It is wholly immaterial, for the purpose of the legal issue here presented, to consider whether the place where the elk were killed is in the vicinage of white settlements. It is also equally irrelevant to ascertain how far the land was used for a cattle range, since the sole question which the case presents is whether the treaty made by the United States with the Bannock Indians gave them the right to exercise the hunting privilege, therein referred to, within the limits of the State of Wyoming in violation of its laws. If it gave such right, the mere fact that the State had created school districts or election districts, and had provided for pasturage on the lands, could no more efficaciously operate to destroy the right of the Indian to hunt on the lands than could the passage of the game law. If, on the other hand, the terms of the treaty did not refer to lands within a State, which were subject to the legislative power of the State, then it is equally clear that, although the lands were not in school and election districts and were not near settlements, the right conferred on the Indians by the treaty would be of no avail to justify a violation of the state law.
The power of a State to control and regulate the taking of game cannot be questioned. Geer v. Connecticut, 161 U. S. 519. The text of article 4 of the treaty, relied on as giving the right to kill game within the State of Wyoming, in violation of its laws, is as follows:
"But they shall have the right to hunt on the unoccupied lands of the United States, so long as game may be found thereon, and so long as peace subsists among the whites and Indians on the borders of the hunting districts."
It may at once be conceded that the words "unoccupied
Opinion of the Court.
lands of the United States" if they stood alone, and were detached from the other provisions of the treaty on the same subject, would convey the meaning of lands owned by the United States, and the title to or occupancy of which had not been disposed of. But in interpreting these words in the treaty, they cannot be considered alone, but must be construed with reference to the context in which they are found. Adopting this elementary method, it becomes at once clear that the unoccupied lands contemplated were not all such lands of the United States wherever situated, but were only lands of that character embraced within what the treaty denominates as hunting districts. This view follows as a necessary result from the provision which says that the right to hunt on the unoccupied lands shall only be availed of as long as peace subsists on the borders of the hunting districts. Unless the districts thus referred to be taken as controlling the words "unoccupied lands," then the reference to the hunting districts would become wholly meaningless, and the cardinal rule of interpretation would be violated, which ordains that such construction be adopted as gives effect to all the language of the statute. Nor can this consequence be avoided by saying that the words "hunting districts" simply signified places where game was to be found, for this would read out of the treaty the provision as "to peace on the borders" of such districts, which clearly pointed to the fact that the territory referred to was one beyond the borders of the white settlements. The unoccupied lands referred to, being therefore contained within the hunting districts, by the ascertainment of the latter the former will be necessarily determined, as the less is contained in the greater. The elucidation of this issue will be made plain by an appreciation of the situation existing at the time of the adoption of the treaty, of the necessities which brought it into being and of the purposes intended to be by it accomplished.

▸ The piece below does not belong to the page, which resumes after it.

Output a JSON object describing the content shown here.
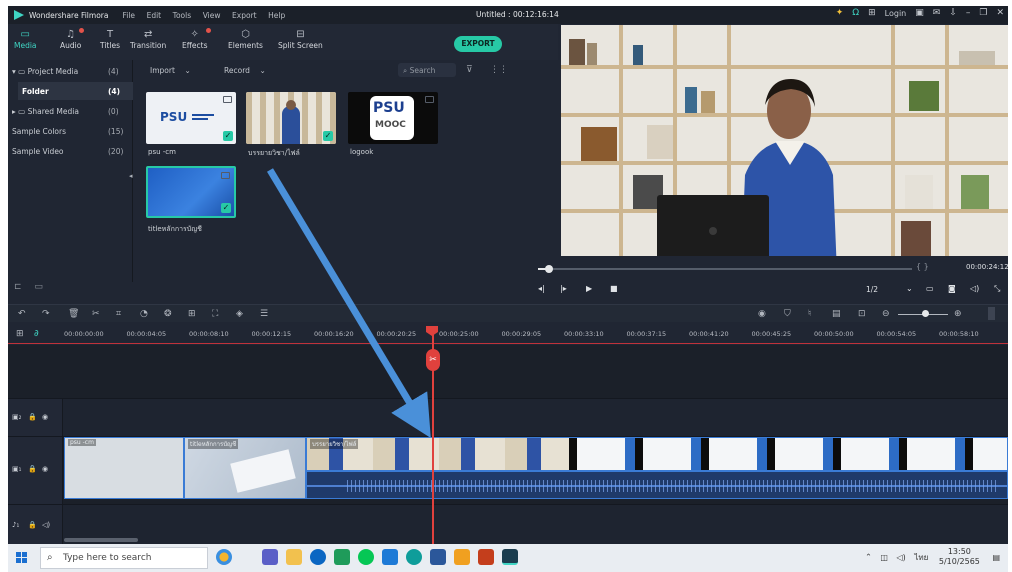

When in 1868 the treaty was framed the progress of the white settlements westward had hardly, except in a very scattered way, reached the confines of the place selected for the Indian reservation. Whilst this was true, the march of advancing civilization foreshadowed the fact that the wilder